-------- Data records --------

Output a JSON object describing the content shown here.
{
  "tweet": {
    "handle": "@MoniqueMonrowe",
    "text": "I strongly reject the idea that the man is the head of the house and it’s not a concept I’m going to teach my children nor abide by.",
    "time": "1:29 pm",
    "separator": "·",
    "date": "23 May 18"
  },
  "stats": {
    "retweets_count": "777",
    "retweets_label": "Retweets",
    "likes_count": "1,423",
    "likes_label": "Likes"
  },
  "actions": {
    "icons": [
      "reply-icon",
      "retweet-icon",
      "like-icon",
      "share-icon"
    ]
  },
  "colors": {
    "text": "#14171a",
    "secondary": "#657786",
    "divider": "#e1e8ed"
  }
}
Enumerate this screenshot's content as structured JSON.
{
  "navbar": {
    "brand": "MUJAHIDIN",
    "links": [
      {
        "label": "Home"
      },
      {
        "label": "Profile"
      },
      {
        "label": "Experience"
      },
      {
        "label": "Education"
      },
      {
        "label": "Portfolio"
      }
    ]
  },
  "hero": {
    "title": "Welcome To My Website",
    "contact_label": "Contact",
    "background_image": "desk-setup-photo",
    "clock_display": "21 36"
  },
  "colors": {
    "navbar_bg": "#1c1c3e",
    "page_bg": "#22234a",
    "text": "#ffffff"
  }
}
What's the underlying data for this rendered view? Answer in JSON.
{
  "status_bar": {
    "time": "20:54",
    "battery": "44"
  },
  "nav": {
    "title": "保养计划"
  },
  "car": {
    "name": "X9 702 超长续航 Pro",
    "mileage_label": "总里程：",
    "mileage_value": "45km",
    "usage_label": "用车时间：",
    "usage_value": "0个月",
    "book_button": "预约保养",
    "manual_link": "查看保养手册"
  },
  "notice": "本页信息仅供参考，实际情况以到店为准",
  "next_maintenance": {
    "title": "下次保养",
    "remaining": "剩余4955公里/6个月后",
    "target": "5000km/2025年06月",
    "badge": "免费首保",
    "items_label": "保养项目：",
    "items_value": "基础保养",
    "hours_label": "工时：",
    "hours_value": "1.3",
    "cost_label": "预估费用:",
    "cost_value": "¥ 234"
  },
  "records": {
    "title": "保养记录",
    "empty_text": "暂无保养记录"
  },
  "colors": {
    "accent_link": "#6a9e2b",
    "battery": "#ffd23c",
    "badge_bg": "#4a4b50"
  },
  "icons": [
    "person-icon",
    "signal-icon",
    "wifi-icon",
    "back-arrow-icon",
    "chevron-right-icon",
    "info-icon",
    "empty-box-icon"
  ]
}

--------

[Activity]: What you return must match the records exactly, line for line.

[Result below]:
Output a JSON object describing the content shown here.
{
  "tweet": {
    "handle": "@MoniqueMonrowe",
    "text": "I strongly reject the idea that the man is the head of the house and it’s not a concept I’m going to teach my children nor abide by.",
    "time": "1:29 pm",
    "separator": "·",
    "date": "23 May 18"
  },
  "stats": {
    "retweets_count": "777",
    "retweets_label": "Retweets",
    "likes_count": "1,423",
    "likes_label": "Likes"
  },
  "actions": {
    "icons": [
      "reply-icon",
      "retweet-icon",
      "like-icon",
      "share-icon"
    ]
  },
  "colors": {
    "text": "#14171a",
    "secondary": "#657786",
    "divider": "#e1e8ed"
  }
}
Enumerate this screenshot's content as structured JSON.
{
  "navbar": {
    "brand": "MUJAHIDIN",
    "links": [
      {
        "label": "Home"
      },
      {
        "label": "Profile"
      },
      {
        "label": "Experience"
      },
      {
        "label": "Education"
      },
      {
        "label": "Portfolio"
      }
    ]
  },
  "hero": {
    "title": "Welcome To My Website",
    "contact_label": "Contact",
    "background_image": "desk-setup-photo",
    "clock_display": "21 36"
  },
  "colors": {
    "navbar_bg": "#1c1c3e",
    "page_bg": "#22234a",
    "text": "#ffffff"
  }
}
What's the underlying data for this rendered view? Answer in JSON.
{
  "status_bar": {
    "time": "20:54",
    "battery": "44"
  },
  "nav": {
    "title": "保养计划"
  },
  "car": {
    "name": "X9 702 超长续航 Pro",
    "mileage_label": "总里程：",
    "mileage_value": "45km",
    "usage_label": "用车时间：",
    "usage_value": "0个月",
    "book_button": "预约保养",
    "manual_link": "查看保养手册"
  },
  "notice": "本页信息仅供参考，实际情况以到店为准",
  "next_maintenance": {
    "title": "下次保养",
    "remaining": "剩余4955公里/6个月后",
    "target": "5000km/2025年06月",
    "badge": "免费首保",
    "items_label": "保养项目：",
    "items_value": "基础保养",
    "hours_label": "工时：",
    "hours_value": "1.3",
    "cost_label": "预估费用:",
    "cost_value": "¥ 234"
  },
  "records": {
    "title": "保养记录",
    "empty_text": "暂无保养记录"
  },
  "colors": {
    "accent_link": "#6a9e2b",
    "battery": "#ffd23c",
    "badge_bg": "#4a4b50"
  },
  "icons": [
    "person-icon",
    "signal-icon",
    "wifi-icon",
    "back-arrow-icon",
    "chevron-right-icon",
    "info-icon",
    "empty-box-icon"
  ]
}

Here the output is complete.